Welcome to the blog of the Consulting Editors Alliance. This is our forum for sharing views on the wonderful, bizarre, enormously frustrating and satisfying (depends on the day) world of book publishing and our roles in it as freelance editors, writing collaborators, and ghostwriters. Please join the conversation!

Sunday, June 26, 2011

Philip Roth: "I Wised Up"

I enjoyed this interview with Philip Roth (from the Financial Times, via Slate).  My favorite moment: When Roth says that he doesn't read fiction anymore, and when the interview asks why, Roth replied, "I don't know.  I wised up."  A cryptic answer that Roth declines to explain further.

Perhaps I like this exchange because it might seem to validate my own strong preference for reading non-fiction rather than fiction.  Although I am willing to make an exception when the fiction is by Philip Roth.

Monday, June 20, 2011

Eek! Get Me Copy Editing!

As the writer (not the author) of a book, I recently sent the manuscript along to the editor, Judith Jones, at Knopf.
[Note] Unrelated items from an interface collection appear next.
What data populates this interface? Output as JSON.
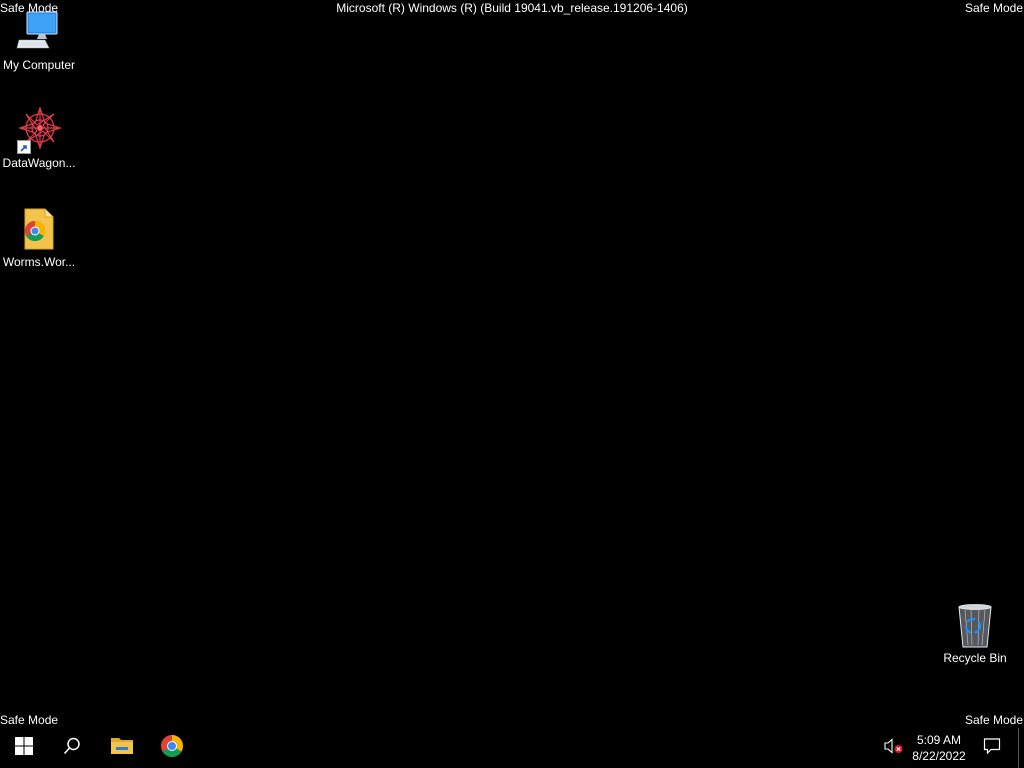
{
  "watermark": {
    "top_left": "Safe Mode",
    "top_right": "Safe Mode",
    "bottom_left": "Safe Mode",
    "bottom_right": "Safe Mode",
    "build": "Microsoft (R) Windows (R) (Build 19041.vb_release.191206-1406)"
  },
  "desktop": {
    "icons": [
      {
        "label": "My Computer",
        "icon": "computer-icon"
      },
      {
        "label": "DataWagon...",
        "icon": "datawagon-icon"
      },
      {
        "label": "Worms.Wor...",
        "icon": "chrome-document-icon"
      },
      {
        "label": "Recycle Bin",
        "icon": "recycle-bin-icon"
      }
    ]
  },
  "taskbar": {
    "buttons": [
      "start-icon",
      "search-icon",
      "file-explorer-icon",
      "chrome-icon"
    ],
    "tray": {
      "volume_icon": "volume-muted-icon",
      "time": "5:09 AM",
      "date": "8/22/2022",
      "notification_icon": "action-center-icon"
    }
  },
  "colors": {
    "background": "#000000",
    "text": "#ffffff",
    "windows_blue": "#2d8ceb",
    "folder_yellow": "#f3c44b"
  }
}
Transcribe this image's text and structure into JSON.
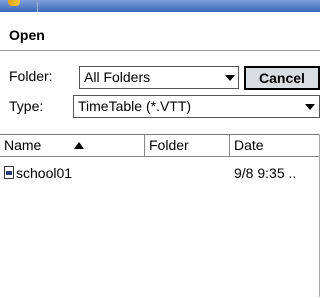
{
  "dialog": {
    "title": "Open"
  },
  "folder": {
    "label": "Folder:",
    "value": "All Folders"
  },
  "type": {
    "label": "Type:",
    "value": "TimeTable (*.VTT)"
  },
  "buttons": {
    "cancel": "Cancel"
  },
  "list": {
    "columns": [
      "Name",
      "Folder",
      "Date"
    ],
    "sort": {
      "column": "Name",
      "direction": "ascending"
    },
    "items": [
      {
        "name": "school01",
        "folder": "",
        "date": "9/8 9:35 .."
      }
    ]
  }
}
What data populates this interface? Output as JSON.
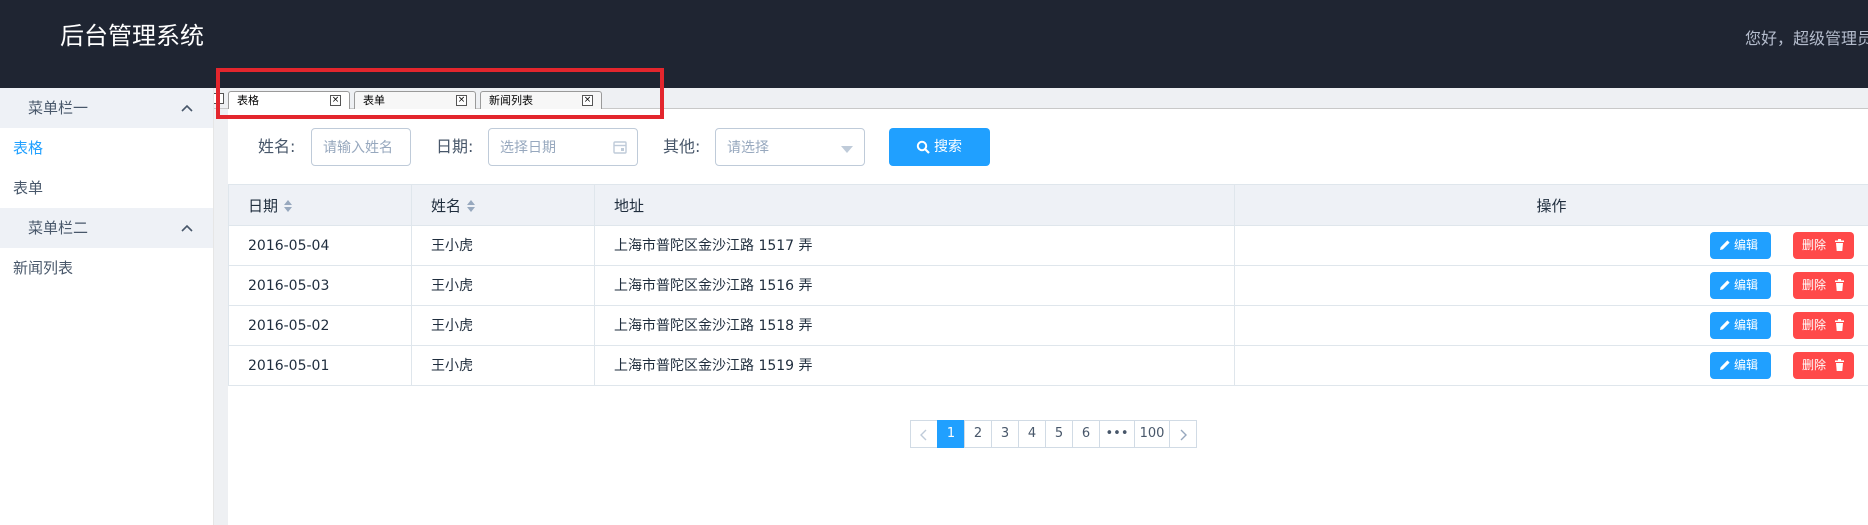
{
  "header": {
    "title": "后台管理系统",
    "greeting": "您好，超级管理员"
  },
  "sidebar": {
    "groups": [
      {
        "label": "菜单栏一",
        "items": [
          {
            "label": "表格",
            "active": true
          },
          {
            "label": "表单",
            "active": false
          }
        ]
      },
      {
        "label": "菜单栏二",
        "items": [
          {
            "label": "新闻列表",
            "active": false
          }
        ]
      }
    ]
  },
  "tabs": [
    {
      "label": "表格",
      "close": "×"
    },
    {
      "label": "表单",
      "close": "×"
    },
    {
      "label": "新闻列表",
      "close": "×"
    }
  ],
  "form": {
    "name_label": "姓名:",
    "name_placeholder": "请输入姓名",
    "date_label": "日期:",
    "date_placeholder": "选择日期",
    "other_label": "其他:",
    "other_placeholder": "请选择",
    "search_label": "搜索"
  },
  "table": {
    "headers": {
      "date": "日期",
      "name": "姓名",
      "address": "地址",
      "actions": "操作"
    },
    "rows": [
      {
        "date": "2016-05-04",
        "name": "王小虎",
        "address": "上海市普陀区金沙江路 1517 弄"
      },
      {
        "date": "2016-05-03",
        "name": "王小虎",
        "address": "上海市普陀区金沙江路 1516 弄"
      },
      {
        "date": "2016-05-02",
        "name": "王小虎",
        "address": "上海市普陀区金沙江路 1518 弄"
      },
      {
        "date": "2016-05-01",
        "name": "王小虎",
        "address": "上海市普陀区金沙江路 1519 弄"
      }
    ],
    "edit_label": "编辑",
    "delete_label": "删除"
  },
  "pagination": {
    "pages": [
      "1",
      "2",
      "3",
      "4",
      "5",
      "6",
      "•••",
      "100"
    ],
    "current": "1"
  },
  "colors": {
    "primary": "#20a0ff",
    "danger": "#ff4949",
    "header_bg": "#1f2532",
    "highlight": "#e3262d"
  }
}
The author’s agent commented that we could look forward to the book actually being edited. “So many editors today just send manuscripts straight to copyediting.”

I was not so surprised—we hear this sort of thing all the time—but then I read Ian Frazier’s review of John Darnton’s terrific memoir, Almost a Family. Frazier’s praise for the book was unqualified, but he closed with a paragraph expressing his disappointment with the editing of the book:

“Are books more carelessly edited than they used to be, or is it just my imagination? In general this book is not so bad in that regard. However, I was discouraged to see that Knopf’s copyeditors seem not to know the difference between “poured” and “pored” and “clamoring” and “clambering.” He goes on to note that the copy editors let “eek out subsistence livelihoods” slip by. “Eek!”

There is one obvious explanation: spell check. Whether the publishers are skipping real copyeditors and relying on that function or if lazy copyeditors are to blame, letting the computer do the job is an obvious factor. It isn’t enough. Spell check is great—for spelling—but writers, editors and copyeditors still need to be sure that the word itself is the right one.

Frazier closes with the hope that the next editions of Darnton’s book are corrected. And I suggest that more reviewers help by pointing out at least the most egregious flaws. Or is the age of shame also behind us?

Wednesday, June 15, 2011

The Literature of the World in a Warehouse in Richmond, California

I love this story about Brewster Kahle, who has taken it upon himself to create an archive for hard copies of books scanned, digitized--and then mostly discarded--by Google.  Ultimately he hopes his collection will include some ten million books.

Is there a point to Kahle's mission?  There will be if, by some quirk of history or technological evolution, we arrive at a moment when the Internet is no longer available or useable, and we suddenly realize that one of those old tomes we uploaded decades ago contains information we actually need or want.

Digital technology is great, but I for one wouldn't want to bet our entire cultural patrimony on the continued viability of any single electronic data storage and recovery system.

Sunday, June 12, 2011

The Gap

And I am not talking about jeans.

Since I have launched an independently published novel into the blogosphere of book reviews and book bloggers I have come across an interesting phenomenon. I am sure it will straighten out eventually but for the moment, I am reminded of what our guest, Laura Von Wermer said about techgeeks scaring the book people away from our territory and how we have to take it back (I'm paraphrasing).

Reviews, a basic tool -- you send an ARC out to a list of time honored media representatives and they assign the book. Either the reviewer likes it or not, but there are givens: they know that the book is not proofed so they don't point out typos; there is the understanding that the font of a novel is probably not something to review.

More important-who gets the ARCs--if you are dealing with a virtual PR agency, as I am, this is wild. We are definitely not in the same world. I have been the host blogger on a mommy blog for a novel about Marilyn Monroe. I believe the thinking for where a book should go is fundamentally different. Rather than to a MM site, or dead celebrity, or Hollywood, the thinking goes in multiple directions. Blogs can take you deeper and sideways rather than staying on topic.

It's all a learning experience and once I've mastered it I am sure the entire landscape will change. C'est La Guerre.

Thursday, June 9, 2011

A book of and for the ages

I am telling everyone these days about A TIME FOR EVERYTHING, by Karl Ove Knausgaard, translated from the Norwegian by James Anderson. I have not been so moved and awed by a book in years. The time you give this book will be repaid a thousand fold in honest emotion (one of the rarest things in art), spellbinding imagery, and profound ideas.